  119. Verrier, V.; Rochette, P. (2002). "Estimating Peak Currents at Ground Lightning Impacts Using Remanent Magnetization". Geophysical Research Letters . 29 (18): 1867. Bibcode:2002GeoRL..29.1867V. doi:10.1029/2002GL015207.
  120. https://www.technologyreview.com/s/418887/magnetically-induced-hallucinations-explain-ball-lightning-say-physicists/
  121. "High-speed solar winds increase lightning strikes on Earth". Iop.org. May 15, 2014. Retrieved May 19, 2014.
  122. Gomes, Chandima; Gomes, Ashen (2014). "Lightning; Gods and sciences". IEEE Xplore. ieee.org. pp. 1909–1918. doi:10.1109/ICLP.2014.6973441. ISBN   978-1-4799-3544-4. Archived from the original on |archive-url= requires |archive-date= (help).
  123. Uman (1986) Ch. 6, p. 47.
  124. "Jesus actor struck by lightning". BBC News. October 23, 2003. Archived from the original on September 17, 2007. Retrieved August 19, 2007.
  125. Picture of John Kaspar of the National States Rights Party speaking in front of the party’s lightning bolt flag (the flag was red, white, and blue) Archived February 3, 2013, at the Wayback Machine . Mauryk2.com (November 6, 2010). Retrieved on April 9, 2013.
  126. "Lightning". Phar Lap: Australia's wonder horse. Museum Victoria. Archived from the original on October 24, 2009.
  127. Hillier, Bevis (1968). Art Deco of the 20s and 30s. Studio Vista. Archived from the original on April 26, 2016.

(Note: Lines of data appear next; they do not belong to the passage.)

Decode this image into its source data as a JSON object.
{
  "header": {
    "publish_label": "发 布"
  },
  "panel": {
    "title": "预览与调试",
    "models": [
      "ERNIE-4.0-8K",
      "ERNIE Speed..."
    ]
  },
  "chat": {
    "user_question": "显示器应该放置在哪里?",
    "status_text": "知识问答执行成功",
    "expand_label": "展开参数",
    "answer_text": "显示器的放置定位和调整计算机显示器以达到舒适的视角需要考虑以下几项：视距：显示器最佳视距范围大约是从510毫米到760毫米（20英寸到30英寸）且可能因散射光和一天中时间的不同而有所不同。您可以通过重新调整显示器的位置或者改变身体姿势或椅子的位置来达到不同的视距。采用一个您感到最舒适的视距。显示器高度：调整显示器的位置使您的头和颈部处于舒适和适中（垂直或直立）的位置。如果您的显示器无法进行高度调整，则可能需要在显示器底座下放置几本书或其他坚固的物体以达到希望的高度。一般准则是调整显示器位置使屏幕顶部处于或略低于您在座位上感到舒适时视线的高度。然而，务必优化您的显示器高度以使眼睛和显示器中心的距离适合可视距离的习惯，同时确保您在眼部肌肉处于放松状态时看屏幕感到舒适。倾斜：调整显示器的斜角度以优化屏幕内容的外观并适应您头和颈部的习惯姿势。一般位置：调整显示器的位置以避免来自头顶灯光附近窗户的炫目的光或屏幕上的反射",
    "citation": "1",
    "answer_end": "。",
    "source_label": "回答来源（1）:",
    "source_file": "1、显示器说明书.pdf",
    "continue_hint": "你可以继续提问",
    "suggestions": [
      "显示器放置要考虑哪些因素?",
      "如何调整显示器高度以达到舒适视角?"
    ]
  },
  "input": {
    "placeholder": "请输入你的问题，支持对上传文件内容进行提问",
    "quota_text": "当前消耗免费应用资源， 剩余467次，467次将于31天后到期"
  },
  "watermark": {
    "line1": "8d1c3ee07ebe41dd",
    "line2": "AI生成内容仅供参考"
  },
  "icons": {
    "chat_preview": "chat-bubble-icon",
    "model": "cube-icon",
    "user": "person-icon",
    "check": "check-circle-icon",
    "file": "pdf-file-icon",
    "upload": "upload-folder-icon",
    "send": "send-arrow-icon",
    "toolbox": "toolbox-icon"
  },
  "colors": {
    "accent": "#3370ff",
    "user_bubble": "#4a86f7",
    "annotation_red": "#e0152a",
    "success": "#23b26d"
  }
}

Bibliography

PD-icon.svg This article incorporates  public domain material from the National Oceanic and Atmospheric Administration document "Understanding Lightning: Thunderstorm Electrification" .

Further reading